Into The Dalek
The Fifth Doctor box set
Into The Dalek (coming Aug 30, 8.15pm)
Deep Breath DVD/Bluray in North America
The Tenth Doctor #2 comic out now
Jenna Coleman: Clara was meant to be Mary Poppins
Mark Gatiss says "never" to a Doctor Who / Sherlock crossover
6 seriously shocking surprises in Doctor Who
6 weird things The Doctor does after regenerating
Peter Capaldi in a nightgown: 6 more nighties in Who
12 hilarious quotes from The Paternoster Gang
Why fans can’t wait for Doctor Who Extra
Doctor Who-style TARDIS toilet appears on Bristol to Bath cycle path
Sherlock scoops seven Emmy 2014 Awards
Free Doctor Who Knitting Pattern
Writer - Nick Abadzis
Artist - Elena Casagrande
Colorist - Arianna Florean
Letterer - ComicraftCover artist - Alice X Zhang
All Gabriella Gonzalez wanted was to skip her shift at the Laundromat and hang out with her friends. It’s Halloween, and Sunset Park is hosting its first-ever Day of the Dead festival!
But her father wouldn’t listen – again – and now Gabby is stuck with a store full of empty washing machines while the rest of the neighborhood goes wild.
But this graveyard shift is living up to its name! Vortexes explode out of the machines, shadowy creatures stalk on the edge of sight, and Gabby finds herself pursued by unearthly forces.

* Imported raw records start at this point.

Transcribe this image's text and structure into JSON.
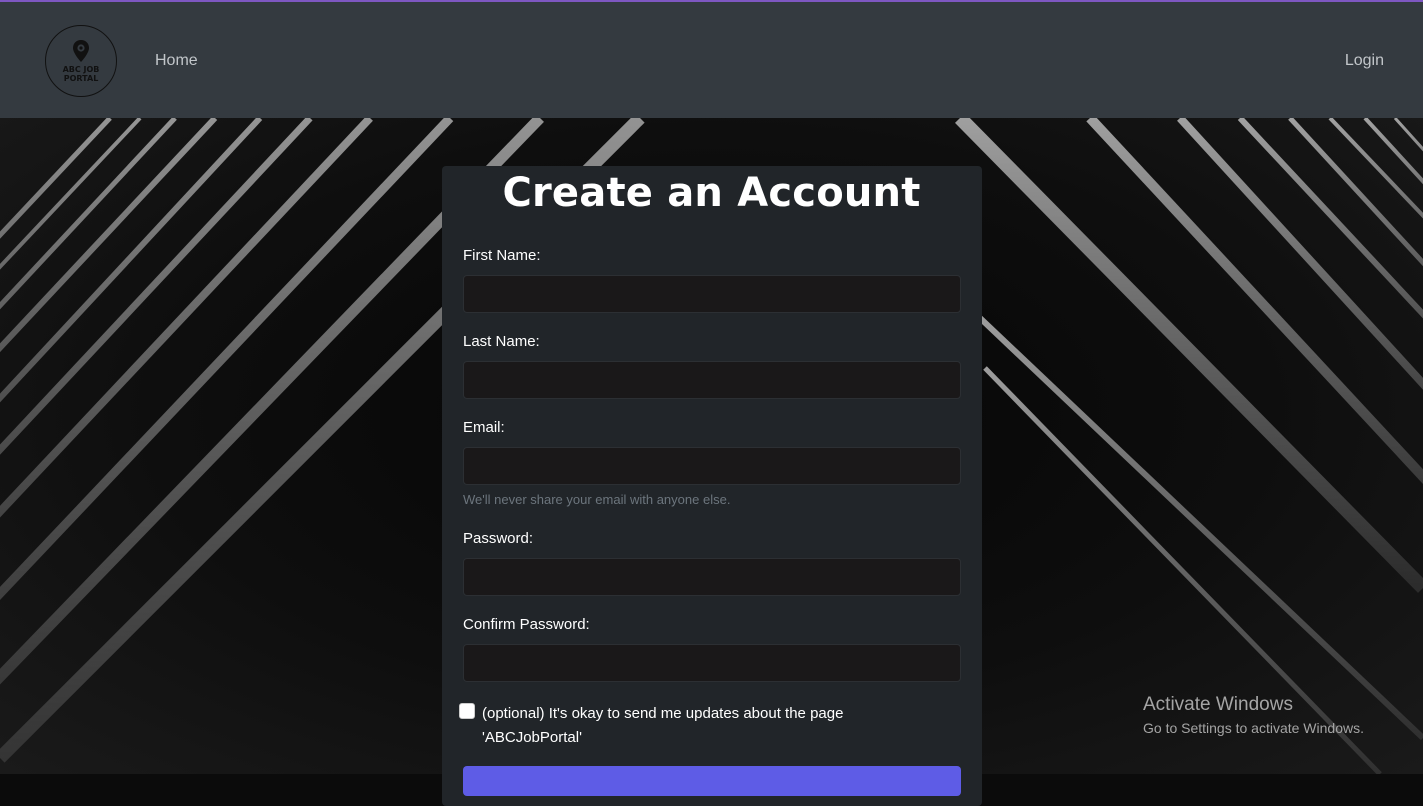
{
  "navbar": {
    "logo_text_line1": "ABC JOB",
    "logo_text_line2": "PORTAL",
    "home_label": "Home",
    "login_label": "Login"
  },
  "form": {
    "title": "Create an Account",
    "first_name_label": "First Name:",
    "first_name_value": "",
    "last_name_label": "Last Name:",
    "last_name_value": "",
    "email_label": "Email:",
    "email_value": "",
    "email_help": "We'll never share your email with anyone else.",
    "password_label": "Password:",
    "password_value": "",
    "confirm_password_label": "Confirm Password:",
    "confirm_password_value": "",
    "updates_checkbox_checked": false,
    "updates_label": "(optional) It's okay to send me updates about the page 'ABCJobPortal'"
  },
  "watermark": {
    "title": "Activate Windows",
    "subtitle": "Go to Settings to activate Windows."
  },
  "colors": {
    "navbar_bg": "#343a40",
    "top_accent": "#7e57c2",
    "card_bg": "#212529",
    "input_bg": "#1a1819",
    "button_bg": "#5e5ce6"
  }
}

Finally, on the longest night of her life, Gabby is trapped in a powerless subway car – and the only thing standing between her and horrific death-by-monster is some skinny white guy in a suit – who’s waving a blue flashlight around!
If Gabby survives this – she’s going to kill him!
Eisner Award-winning Nick Abadzis (Laika) and fan-favorite Elena Casagrande (Suicide Risk) ramp up the tension, horror, and joy of discovery – as a new companion meets the Tenth Doctor!
Thanks to Titan Comics
Editor Moray Laing says:
- Five fantastic gifts! A magnetic TARDIS box, special key, a sonic screwdriver and two more magic, moving lenticular cards.
- Special door hangers to cut out and pop on your door.
- Exclusive interview with actress Jenna Coleman who tells us what it’s like to be the Doctor’s companion.
- Two amazing fact figures of the new Doctor and a Weeping Angel.
- Preview pictures from the next two episodes.
- A special appearance from Cheryl Cole in the Alien Babies comic strip.
- Loads of activities and puzzle pages.
- Dalek secrets.
- Strax’s guide to the Half-Face Man.
- Two posters.
- Read an exciting comic strip with the Doctor and Clara.